When I was foraging the other day, I came across this patch of gigantic mallow leaves- which seemed perfect for stuffing. I had to leave the house the next day for many hours to teach a foraging class in a far off city, and stuffed mallow leaves seemed like the perfect travel food, and a great example to show my class of what can be done with wild edibles.
I was thinking what I should stuff my mallow leaves with- I am trying to eat paleo (even though chocolate is my downfall) so I didn't want to stuff it with the traditional rice, and I had ground chicken breast already defrosted, as well as a fridge filled with other foraged greens, so that was my inspiration. Ground chicken and wild greens and carrots, vegetables, and using the mucilage from the chopped mallow to help bind it (along with the ground chicken) without any need for egg (I don't do so well with egg). They didn't take so long to make, contrary to what you'd think, and they came out terrifically- moist enough even without any grains, because of all the veggies inside, and very packed with flavor because of the varied ingredients- the fennel and wild onions are amazing.

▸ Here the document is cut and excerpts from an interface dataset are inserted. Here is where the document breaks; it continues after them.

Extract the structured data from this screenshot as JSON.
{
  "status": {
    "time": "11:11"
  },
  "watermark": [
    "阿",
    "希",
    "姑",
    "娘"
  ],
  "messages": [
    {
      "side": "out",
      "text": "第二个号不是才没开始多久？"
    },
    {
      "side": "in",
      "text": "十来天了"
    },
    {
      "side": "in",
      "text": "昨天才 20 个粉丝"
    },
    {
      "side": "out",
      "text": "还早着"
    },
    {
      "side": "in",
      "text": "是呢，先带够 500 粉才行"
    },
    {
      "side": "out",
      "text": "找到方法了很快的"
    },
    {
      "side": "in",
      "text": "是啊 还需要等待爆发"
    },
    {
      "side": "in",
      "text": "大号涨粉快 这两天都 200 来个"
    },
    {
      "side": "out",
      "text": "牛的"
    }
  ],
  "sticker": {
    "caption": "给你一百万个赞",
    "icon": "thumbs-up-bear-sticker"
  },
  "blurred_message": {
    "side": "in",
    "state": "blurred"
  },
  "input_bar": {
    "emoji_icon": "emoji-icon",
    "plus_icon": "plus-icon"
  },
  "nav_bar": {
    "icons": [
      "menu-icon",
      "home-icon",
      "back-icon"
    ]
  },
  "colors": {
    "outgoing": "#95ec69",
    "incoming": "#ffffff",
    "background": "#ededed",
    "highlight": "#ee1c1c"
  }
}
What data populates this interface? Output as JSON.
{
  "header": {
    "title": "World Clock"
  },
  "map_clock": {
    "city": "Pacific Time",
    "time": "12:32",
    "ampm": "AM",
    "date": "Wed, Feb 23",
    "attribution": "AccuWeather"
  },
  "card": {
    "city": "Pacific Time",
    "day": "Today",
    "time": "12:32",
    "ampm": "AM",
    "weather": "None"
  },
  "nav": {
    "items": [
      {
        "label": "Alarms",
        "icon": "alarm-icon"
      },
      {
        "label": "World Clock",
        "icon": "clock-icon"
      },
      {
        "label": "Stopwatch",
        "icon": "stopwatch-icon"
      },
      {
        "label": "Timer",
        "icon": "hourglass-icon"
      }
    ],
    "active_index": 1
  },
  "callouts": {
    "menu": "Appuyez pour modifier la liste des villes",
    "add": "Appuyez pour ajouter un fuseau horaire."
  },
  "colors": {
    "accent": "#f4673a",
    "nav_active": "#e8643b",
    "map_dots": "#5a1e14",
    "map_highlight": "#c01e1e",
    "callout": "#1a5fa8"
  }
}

At the class where I showed these off as examples of what you can do with wild foods, people were remarking how wonderfully they smelled- but I can guarantee, the flavor is even better.
You can make this recipe just as easily with hollyhocks in place of the mallow leaves- they are cousins and can be used interchangeably, with similar properties.
If you don't have wild greens, you can make these by stuffing any large leaves, like grape leaves or cabbage, and you can use scallions in place of the onions, and I think you can use dill in place of the fennel, but it might be too strong with that much dill, so maybe just use 1 cup of dill. And if you don't have mallow, you can use other greens, like spinach or kale or chard, but then you might want to add an egg or some ground flax seeds to help it bind more.
And if you don't have pink peppercorns, feel free to use black pepper or leave out.
Foraged Mallow Leaves Stuffed With Wild Greens Recipe- Paleo, Gluten Free, Allergy Friendly, Low CarbIngredients:
2 2/3 cup ground chicken or turkey
1 2/3 cup chopped wild fennel
2/3 cup grated carrots
1/3 cup chopped wild onion greens (any type is fine)
1/3-1/2 cup chopped mallow/hollyhocks leaves
1 pinch ground pink peppercorns
1 teaspoon salt
12-15 giant mallow leaves for stuffing, or hollyhock leaves
2/3 cup water
Lemons or sumac powder or chopped wood sorrel for garnish- optional
Clover flowers, henbit flowers, mallow flowers, lavender flowers or rosemary flowers, dandelion petals, calendula petals, or any other edible tiny entire flower or petals for garnish- optional
1. Mix up all the filling ingredients- ground poultry, wild fennel, carrots, onion greens, mallow leaves, salt, and ground pink peppercorns.
2. Lay your mallow leaves, stem cut off, stem side up, on a cutting board, spoon a heaping tablespoon (or more) into your mallow leaves, placing it right near the indent of the leaf, folding over the sides to cover the mixture, then rolling them up to fully encase them in the leaf. If the mixture isn't able to be fully covered by the leaf, either use less filling, or wrap the stuffed leaf with another mallow leaf, making sure that the exposed part on the first leaf is fully covered by the second leaf.
3. Lay the stuffed mallow leaves, seam side down, into a wide bottomed pot. Do this with all the leaves, until the entire pot is finished, stuffing it as much as possible so there aren't loose spaces (if there are, your stuffed mallow leaves may come unraveled, so use a pot that you can fit all the stuffed mallow in to on either one tightly packed layer, or two tightly packed layers, but not with any lone stuffed leaves on another layer.
4. Add the water, cover the pot, and cook on a medium/low heat until the mallow leaves are fully covered and the inside is totally firm and cooked, roughly half an hour.
5. Carefully remove from the pot so as to not tear the leaves.
6. Eat either hot or cold- it is wonderful both ways.
7. If desired, squeeze on some lemon juice or sprinkle with sumac powder or drizzle on some sumac sumac infused water or top with some finely chopped wood sorrel. It doesn't need the acidity, but in my opinion, it tastes even more enjoyable that way.
8, You can also garnish with clover flowers for decoration, or any other small, edible flowers.
Are you a fan of stuffed leaves? What leaves do you typically stuff? What do you stuff them with? Have you ever seen mallow or hollyhocks growing near you? Do they grow large enough to stuff? Does this look like a recipe you'd try?